During the past two weeks, according to a news release from the athletic department, three players had tested positive for COVID-19. Those players are in isolation and receiving medical care, the release states. The other players affected had been notified by contact tracers to quarantine for 14 days.
“We’re extremely disappointed to have to cancel our game at North Carolina. While I know our team is heartbroken, due to the number of players in quarantine, we could not safely play,” Athletic Director Mike Hill said in a statement.
These kinds of issues have cropped up on other campuses.
Wolfpack coach Dave Doeren spoke about the challenges during a briefing with reporters on Monday highlighting the Wake Forest game scheduled for Saturday.
“The biggest challenge in all this has been the contact tracing piece,” Doeren said.
Some things are similar across the ACC campuses.
Practicing and planning for what the team might look like on game day can be difficult if players are waiting for test results to come back for someone they have been around or if they’re in quarantine because of safety protocols.
“There isn’t really a unified way of doing that and I think that’s been the biggest issue where you have, in our case, multiple tests a week for guys who are completely healthy and passing tests but are unable to come work on their skills because somebody that they were around at a certain point in time has symptoms or has a positive test,” Doeren said. “That has been the hardest piece to manage. As you all know, the symptoms for this, there’s many, many symptoms. So a guy can wake up with a stuffy nose and all of a sudden his three roommates can’t come in until that player passes a test. So you can have a position group be completely healthy and not be able to come into the building for a long period of time.”
Coronavirus by the numbers
According to NCDHHS data, as of Thursday afternoon:
- 3,180 people total in North Carolina have died of coronavirus.
- 189,576 have been diagnosed with the disease. Of those, 894 are in the hospital. The hospitalization figure is a snapshot of people hospitalized with COVID-19 infections on a given day and does not represent all of the North Carolinians who may have been in the hospital throughout the course of the epidemic.
- 162,257 people who had COVID-19 are presumed to have recovered. This weekly estimate does not denote how many of the diagnosed cases in the state are still infectious. Nor does it reflect the number of so-called “long-haul” survivors of COVID who continue to feel the effects of the disease beyond the defined “recovery” period.
- To date, 2,714,175 tests have been completed in North Carolina. As of July 7, all labs in the state are required to report both their positive and negative test results to the lab, so that figure includes all of the COVID-19 tests performed in the state.
- People ages 25-49 make up the largest group of cases (41 percent). While 13 percent of the positive diagnoses were in people ages 65 and older, seniors make up 80 percent of coronavirus deaths in the state.

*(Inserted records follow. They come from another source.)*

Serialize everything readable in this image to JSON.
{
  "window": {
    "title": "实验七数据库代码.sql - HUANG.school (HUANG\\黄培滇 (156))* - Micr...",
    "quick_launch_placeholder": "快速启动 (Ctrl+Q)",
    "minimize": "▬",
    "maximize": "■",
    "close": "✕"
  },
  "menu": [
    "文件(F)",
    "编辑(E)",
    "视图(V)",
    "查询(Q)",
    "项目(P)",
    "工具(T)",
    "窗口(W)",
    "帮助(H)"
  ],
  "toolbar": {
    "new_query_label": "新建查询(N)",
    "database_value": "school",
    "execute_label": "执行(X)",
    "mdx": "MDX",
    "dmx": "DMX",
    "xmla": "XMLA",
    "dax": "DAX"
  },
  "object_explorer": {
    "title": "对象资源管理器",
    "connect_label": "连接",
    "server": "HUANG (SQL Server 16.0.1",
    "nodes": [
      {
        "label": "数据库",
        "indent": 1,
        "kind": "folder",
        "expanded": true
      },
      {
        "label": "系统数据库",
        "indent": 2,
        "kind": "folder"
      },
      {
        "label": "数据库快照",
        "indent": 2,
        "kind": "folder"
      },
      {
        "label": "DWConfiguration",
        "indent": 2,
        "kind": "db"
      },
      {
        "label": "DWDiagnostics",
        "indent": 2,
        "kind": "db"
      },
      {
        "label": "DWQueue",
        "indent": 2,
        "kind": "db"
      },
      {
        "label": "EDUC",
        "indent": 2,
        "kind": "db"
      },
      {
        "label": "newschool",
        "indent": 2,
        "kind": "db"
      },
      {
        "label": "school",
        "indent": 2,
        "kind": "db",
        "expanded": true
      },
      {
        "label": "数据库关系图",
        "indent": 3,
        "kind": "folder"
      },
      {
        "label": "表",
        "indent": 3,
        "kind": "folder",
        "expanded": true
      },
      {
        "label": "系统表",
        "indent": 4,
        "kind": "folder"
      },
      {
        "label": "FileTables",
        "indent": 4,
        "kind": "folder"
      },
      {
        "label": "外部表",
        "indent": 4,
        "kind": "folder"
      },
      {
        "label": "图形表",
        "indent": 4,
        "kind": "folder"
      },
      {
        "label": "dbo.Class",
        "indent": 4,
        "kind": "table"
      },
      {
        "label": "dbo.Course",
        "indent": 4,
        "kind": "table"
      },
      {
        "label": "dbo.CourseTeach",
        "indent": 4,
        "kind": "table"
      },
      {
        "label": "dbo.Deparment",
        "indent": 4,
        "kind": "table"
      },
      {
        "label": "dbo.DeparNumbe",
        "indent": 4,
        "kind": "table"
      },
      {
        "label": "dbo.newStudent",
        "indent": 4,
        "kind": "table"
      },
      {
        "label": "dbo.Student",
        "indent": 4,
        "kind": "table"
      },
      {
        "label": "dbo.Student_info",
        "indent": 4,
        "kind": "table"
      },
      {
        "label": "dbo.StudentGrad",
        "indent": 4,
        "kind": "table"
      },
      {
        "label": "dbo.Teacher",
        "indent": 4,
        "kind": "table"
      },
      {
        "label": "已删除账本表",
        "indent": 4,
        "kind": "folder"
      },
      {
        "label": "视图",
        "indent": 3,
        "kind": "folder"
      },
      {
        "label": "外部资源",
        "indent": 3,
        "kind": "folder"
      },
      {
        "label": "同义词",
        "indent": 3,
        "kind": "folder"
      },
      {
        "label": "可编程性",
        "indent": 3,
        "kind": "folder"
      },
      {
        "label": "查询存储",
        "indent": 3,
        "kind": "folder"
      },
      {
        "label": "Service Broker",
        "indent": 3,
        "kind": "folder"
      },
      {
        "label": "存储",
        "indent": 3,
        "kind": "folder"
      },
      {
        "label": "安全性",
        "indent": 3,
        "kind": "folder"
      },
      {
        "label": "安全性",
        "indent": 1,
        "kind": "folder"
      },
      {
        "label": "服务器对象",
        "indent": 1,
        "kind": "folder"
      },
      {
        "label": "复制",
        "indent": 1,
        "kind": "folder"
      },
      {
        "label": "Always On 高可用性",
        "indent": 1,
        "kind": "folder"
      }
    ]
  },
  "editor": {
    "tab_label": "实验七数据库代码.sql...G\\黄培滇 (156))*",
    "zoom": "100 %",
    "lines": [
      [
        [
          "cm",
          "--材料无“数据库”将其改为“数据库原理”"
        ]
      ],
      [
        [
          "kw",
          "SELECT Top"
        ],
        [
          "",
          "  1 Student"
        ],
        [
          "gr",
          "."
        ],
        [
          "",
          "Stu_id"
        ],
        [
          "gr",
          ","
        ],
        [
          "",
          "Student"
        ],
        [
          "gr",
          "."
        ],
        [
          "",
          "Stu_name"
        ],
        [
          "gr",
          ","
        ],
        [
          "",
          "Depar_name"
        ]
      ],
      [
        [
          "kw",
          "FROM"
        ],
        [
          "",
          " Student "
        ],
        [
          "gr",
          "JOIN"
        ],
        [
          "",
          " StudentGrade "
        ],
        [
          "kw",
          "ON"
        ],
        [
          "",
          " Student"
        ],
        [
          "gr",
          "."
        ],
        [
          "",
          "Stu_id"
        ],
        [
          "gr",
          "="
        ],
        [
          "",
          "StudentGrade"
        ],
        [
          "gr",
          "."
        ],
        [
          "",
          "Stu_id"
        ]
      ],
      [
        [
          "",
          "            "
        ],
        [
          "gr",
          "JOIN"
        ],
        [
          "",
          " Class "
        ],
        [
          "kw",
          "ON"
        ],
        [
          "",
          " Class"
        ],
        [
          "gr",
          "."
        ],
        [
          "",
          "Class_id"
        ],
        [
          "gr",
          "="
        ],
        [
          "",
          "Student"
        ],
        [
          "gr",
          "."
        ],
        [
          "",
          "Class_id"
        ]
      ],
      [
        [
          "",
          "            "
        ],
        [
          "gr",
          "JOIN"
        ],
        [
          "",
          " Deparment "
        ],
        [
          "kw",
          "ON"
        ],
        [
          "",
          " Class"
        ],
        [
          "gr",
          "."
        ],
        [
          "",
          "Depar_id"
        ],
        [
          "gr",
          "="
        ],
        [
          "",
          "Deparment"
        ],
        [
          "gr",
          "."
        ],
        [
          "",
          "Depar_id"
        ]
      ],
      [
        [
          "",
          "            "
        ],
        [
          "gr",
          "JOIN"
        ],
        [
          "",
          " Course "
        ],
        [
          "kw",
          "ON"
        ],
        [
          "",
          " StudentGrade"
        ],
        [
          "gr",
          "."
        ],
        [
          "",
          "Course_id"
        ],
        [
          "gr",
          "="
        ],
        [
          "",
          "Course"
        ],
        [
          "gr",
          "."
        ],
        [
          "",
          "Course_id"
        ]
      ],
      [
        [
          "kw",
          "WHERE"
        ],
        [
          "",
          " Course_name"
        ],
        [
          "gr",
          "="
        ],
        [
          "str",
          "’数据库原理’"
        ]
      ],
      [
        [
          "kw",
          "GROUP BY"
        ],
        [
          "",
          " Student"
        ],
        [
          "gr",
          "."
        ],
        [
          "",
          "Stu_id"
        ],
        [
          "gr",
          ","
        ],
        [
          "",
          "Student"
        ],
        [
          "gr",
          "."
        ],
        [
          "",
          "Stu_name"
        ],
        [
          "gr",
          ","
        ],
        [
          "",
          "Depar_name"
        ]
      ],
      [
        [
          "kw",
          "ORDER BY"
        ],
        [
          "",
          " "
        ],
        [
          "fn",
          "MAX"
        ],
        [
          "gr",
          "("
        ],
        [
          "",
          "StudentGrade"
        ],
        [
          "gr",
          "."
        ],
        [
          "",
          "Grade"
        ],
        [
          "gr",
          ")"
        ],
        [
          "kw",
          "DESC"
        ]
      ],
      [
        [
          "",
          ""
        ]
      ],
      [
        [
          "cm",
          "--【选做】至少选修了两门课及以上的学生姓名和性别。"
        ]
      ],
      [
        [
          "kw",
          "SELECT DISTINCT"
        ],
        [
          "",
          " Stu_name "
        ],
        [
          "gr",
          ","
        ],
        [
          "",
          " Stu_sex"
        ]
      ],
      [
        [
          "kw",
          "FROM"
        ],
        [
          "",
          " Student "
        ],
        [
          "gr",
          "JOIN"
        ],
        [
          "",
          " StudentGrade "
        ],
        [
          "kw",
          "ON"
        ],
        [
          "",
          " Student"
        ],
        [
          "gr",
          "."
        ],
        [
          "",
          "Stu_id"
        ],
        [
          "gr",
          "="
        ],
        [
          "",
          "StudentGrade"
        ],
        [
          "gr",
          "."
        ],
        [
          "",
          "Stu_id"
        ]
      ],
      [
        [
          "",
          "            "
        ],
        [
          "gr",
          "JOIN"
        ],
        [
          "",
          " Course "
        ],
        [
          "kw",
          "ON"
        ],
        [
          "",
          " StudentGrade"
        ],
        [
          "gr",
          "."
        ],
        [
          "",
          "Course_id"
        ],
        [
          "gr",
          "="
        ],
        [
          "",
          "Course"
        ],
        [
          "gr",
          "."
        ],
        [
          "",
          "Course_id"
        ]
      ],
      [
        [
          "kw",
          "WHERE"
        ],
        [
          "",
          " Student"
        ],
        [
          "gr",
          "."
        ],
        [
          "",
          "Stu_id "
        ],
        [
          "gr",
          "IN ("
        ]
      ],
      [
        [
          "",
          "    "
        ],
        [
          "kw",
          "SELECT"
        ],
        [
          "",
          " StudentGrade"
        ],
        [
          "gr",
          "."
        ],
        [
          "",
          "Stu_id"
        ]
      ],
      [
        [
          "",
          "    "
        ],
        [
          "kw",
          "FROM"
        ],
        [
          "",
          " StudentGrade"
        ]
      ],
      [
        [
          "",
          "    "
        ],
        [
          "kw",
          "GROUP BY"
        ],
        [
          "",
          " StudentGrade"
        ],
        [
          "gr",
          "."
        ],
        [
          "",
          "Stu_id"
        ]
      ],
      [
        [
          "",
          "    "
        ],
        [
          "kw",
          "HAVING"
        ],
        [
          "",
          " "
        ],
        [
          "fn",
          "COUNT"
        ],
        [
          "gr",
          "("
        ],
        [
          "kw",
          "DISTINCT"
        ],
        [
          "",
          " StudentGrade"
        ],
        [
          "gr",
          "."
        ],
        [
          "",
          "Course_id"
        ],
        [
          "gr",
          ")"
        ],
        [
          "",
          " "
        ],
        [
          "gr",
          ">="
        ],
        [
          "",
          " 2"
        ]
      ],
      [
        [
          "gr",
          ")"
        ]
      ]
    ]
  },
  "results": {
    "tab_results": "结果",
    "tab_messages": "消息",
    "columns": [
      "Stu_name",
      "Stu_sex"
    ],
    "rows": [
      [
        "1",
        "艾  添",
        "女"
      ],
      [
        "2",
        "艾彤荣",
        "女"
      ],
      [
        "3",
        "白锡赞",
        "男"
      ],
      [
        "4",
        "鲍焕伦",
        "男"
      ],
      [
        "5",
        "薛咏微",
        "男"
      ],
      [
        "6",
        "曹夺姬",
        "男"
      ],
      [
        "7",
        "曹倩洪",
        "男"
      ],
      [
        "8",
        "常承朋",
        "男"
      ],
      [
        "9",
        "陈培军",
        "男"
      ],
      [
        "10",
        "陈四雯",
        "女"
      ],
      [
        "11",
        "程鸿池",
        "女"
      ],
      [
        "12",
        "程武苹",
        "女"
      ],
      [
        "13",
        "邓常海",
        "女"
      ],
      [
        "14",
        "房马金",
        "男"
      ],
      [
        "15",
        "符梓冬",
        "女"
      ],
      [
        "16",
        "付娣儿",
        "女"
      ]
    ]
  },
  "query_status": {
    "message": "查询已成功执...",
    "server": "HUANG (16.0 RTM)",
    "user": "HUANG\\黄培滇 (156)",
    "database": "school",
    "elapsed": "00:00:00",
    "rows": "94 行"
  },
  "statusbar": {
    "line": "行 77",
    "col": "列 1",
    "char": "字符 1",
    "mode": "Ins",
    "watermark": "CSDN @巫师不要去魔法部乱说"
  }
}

- 332 outbreaks are ongoing in group facilities across the state, including nursing homes and correctional and residential care facilities.
- There are 3,286 ventilators in hospitals across the state and 970 ventilators in use, not just for coronavirus cases but also for patients with other reasons for being in the hospital.